Casey was with two other people as they made their way up to a thermal pool and geyser at Norris Geyser Basin. She and one other person got off the boardwalk and were walking on thermal ground. Multiple other people were concerned and took photos and videos of the three. Norris Geyser Basin is an area well marked with signs and warnings to stay on the boardwalk.
“Boardwalks in geyser basins protect visitors and delicate thermal formations,” said Yellowstone National Park Public Affairs Officer Morgan Warthin. “The ground is fragile and thin and scalding water just below the surface can cause severe or fatal burns. More than 20 people have died from burns suffered after they entered or fell into Yellowstone’s hot springs.”
“For those who lack a natural ability to appreciate the dangerousness of crusty and unstable ground, boiling water, and scalding mud, the National Park Service does a darn good job of warning them to stay on the boardwalk and trail in thermal areas,” said Acting United States Attorney Bob Murray. “Yet there will always be those like Ms. Casey who don’t get it. Although a criminal prosecution and jailtime may seem harsh, it’s better than spending time in a hospital’s burn unit.”
This case was handled by Yellowstone National Park law enforcement officers and prosecuted by Assistant United States Attorney Stephanie Hambrick.

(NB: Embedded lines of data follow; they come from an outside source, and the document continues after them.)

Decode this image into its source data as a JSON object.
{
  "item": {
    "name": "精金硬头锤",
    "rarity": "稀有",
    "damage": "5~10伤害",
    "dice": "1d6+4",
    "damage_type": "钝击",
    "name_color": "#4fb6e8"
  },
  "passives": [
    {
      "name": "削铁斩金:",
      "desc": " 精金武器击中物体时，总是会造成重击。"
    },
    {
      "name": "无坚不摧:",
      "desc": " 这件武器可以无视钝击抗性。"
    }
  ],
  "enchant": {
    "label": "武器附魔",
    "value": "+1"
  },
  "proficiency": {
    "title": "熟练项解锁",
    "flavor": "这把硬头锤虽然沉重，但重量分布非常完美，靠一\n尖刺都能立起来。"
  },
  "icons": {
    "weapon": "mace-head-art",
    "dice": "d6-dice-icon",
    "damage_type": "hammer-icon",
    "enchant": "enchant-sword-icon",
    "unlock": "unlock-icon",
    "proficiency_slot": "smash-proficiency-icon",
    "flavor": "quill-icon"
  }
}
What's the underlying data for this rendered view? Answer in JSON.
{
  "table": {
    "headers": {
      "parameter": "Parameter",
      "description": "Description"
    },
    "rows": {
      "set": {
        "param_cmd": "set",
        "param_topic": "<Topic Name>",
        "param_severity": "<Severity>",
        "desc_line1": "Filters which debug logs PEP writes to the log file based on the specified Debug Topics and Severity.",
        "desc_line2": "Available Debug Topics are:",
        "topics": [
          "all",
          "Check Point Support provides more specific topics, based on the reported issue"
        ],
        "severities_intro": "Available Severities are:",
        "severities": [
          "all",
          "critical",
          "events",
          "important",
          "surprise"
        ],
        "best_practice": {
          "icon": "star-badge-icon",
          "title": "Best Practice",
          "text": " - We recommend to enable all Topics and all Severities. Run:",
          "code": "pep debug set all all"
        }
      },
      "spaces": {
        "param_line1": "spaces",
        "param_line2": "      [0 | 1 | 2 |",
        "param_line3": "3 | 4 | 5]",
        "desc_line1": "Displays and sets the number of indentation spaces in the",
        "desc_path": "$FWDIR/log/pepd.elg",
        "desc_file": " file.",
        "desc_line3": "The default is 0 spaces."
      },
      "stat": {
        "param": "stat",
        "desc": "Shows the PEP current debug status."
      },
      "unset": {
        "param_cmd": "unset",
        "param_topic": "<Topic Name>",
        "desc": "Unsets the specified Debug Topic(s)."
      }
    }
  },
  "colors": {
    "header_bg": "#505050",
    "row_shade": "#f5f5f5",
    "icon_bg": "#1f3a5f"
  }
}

For questions relating to Yellowstone National Park, please contact the Public Affairs Office at 307-344-2015 or firstname.lastname@example.org.